A good Godzilla movie can schlock it up with men in rubber suits (or the CGI equivalent), fighting and knocking things over while helpless civilians scatter in fear. This version of the move wastes as little time as possible with exposition and characterization, and focuses instead on the monster element, and the futility of humans in the face of such a force. Here, Godzilla is the symbolic equivalent of the horrors of atomic, global warfare, as in the original Japanese conception of the monster. He must be respected and revered as a force which, once unleashed, will effect annihilation, regardless of the machinations of the human race. This version can be fun or serious, depending on the tone, but there is always a kernel of meaning behind it. Made well, this looks something like Guillermo del Toro’s Pacific Rim: a solid action flick with monsters towering above the exploits of humanity (this is not a perfect comparison, as Pacific Rim has a clear confrontational tone where the humans matter). A different good version of Godzilla focuses on the humans as the world around them crumbles at the feet of monsters. Here we get to see our world destroyed by an outside force through the lens of a human perspective, and this kind of movie can say things a monster-forward version cannot. Again, respect can be paid to the symbolic nature of Godzilla, but here we are approaching that content from a more personal and human perspective. Done correctly, this version looks like Gareth’s earlier, superior work, Monsters, and was likely what the production team was shooting for when appoint Gareth the director of Godzilla (2014).

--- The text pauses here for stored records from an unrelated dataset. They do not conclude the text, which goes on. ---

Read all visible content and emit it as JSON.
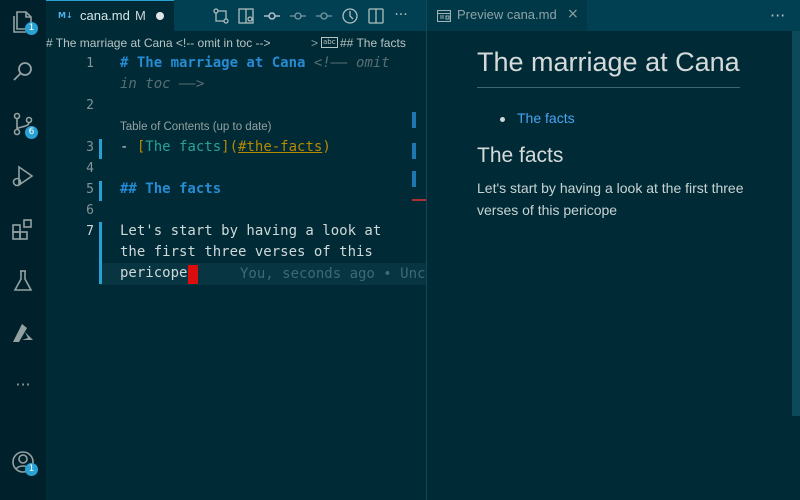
{
  "activity_bar": {
    "explorer_badge": "1",
    "source_control_badge": "6",
    "accounts_badge": "1"
  },
  "editor": {
    "tab": {
      "icon_label": "M↓",
      "title": "cana.md",
      "modified_marker": "M"
    },
    "breadcrumb": {
      "item1": "# The marriage at Cana <!-- omit in toc -->",
      "separator": ">",
      "icon_label": "abc",
      "item2": "## The facts"
    },
    "line_numbers": [
      "1",
      "2",
      "3",
      "4",
      "5",
      "6",
      "7"
    ],
    "lines": {
      "l1_heading": "# The marriage at Cana",
      "l1_comment_a": " <!—— omit",
      "l1_comment_b": "in toc ——>",
      "toc_codelens": "Table of Contents (up to date)",
      "l3_dash": "- ",
      "l3_open": "[",
      "l3_text": "The facts",
      "l3_close": "]",
      "l3_paren_open": "(",
      "l3_url": "#the-facts",
      "l3_paren_close": ")",
      "l5_heading": "## The facts",
      "l7_a": "Let's start by having a look at",
      "l7_b": "the first three verses of this",
      "l7_c": "pericope"
    },
    "blame": "You, seconds ago • Unc"
  },
  "preview": {
    "tab_title": "Preview cana.md",
    "close_glyph": "×",
    "h1": "The marriage at Cana",
    "toc_link": "The facts",
    "h2": "The facts",
    "paragraph": "Let's start by having a look at the first three verses of this pericope"
  },
  "more_glyph": "···",
  "colors": {
    "background": "#002b36",
    "accent": "#2aa1d3",
    "heading": "#268bd2",
    "link": "#2aa198",
    "url": "#b58900",
    "cursor": "#dc0d0d"
  }
}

Sadly, both recent Americanized versions of Godzilla have tried to create an action blockbuster without focusing on just the monsters or just the people – but both. Each attempt failed to instill a human element in the film, and the 1998 version botched Godzilla to boot. Both plots are loose, to say the least, characterization is flat and actors are wasted, and any higher symbolic nature to Godzilla is almost entirely neglected. And, while Gareth’s version makes some interesting choices and ends with an entertaining battle sequence, neither movie succeeds. These films fail because they lack anything important to say, and let their focus wander between cool monster fights and ineffectual human elements. I would welcome a Godzilla with something important to say, but after this most recent version, I suppose I will be kept waiting.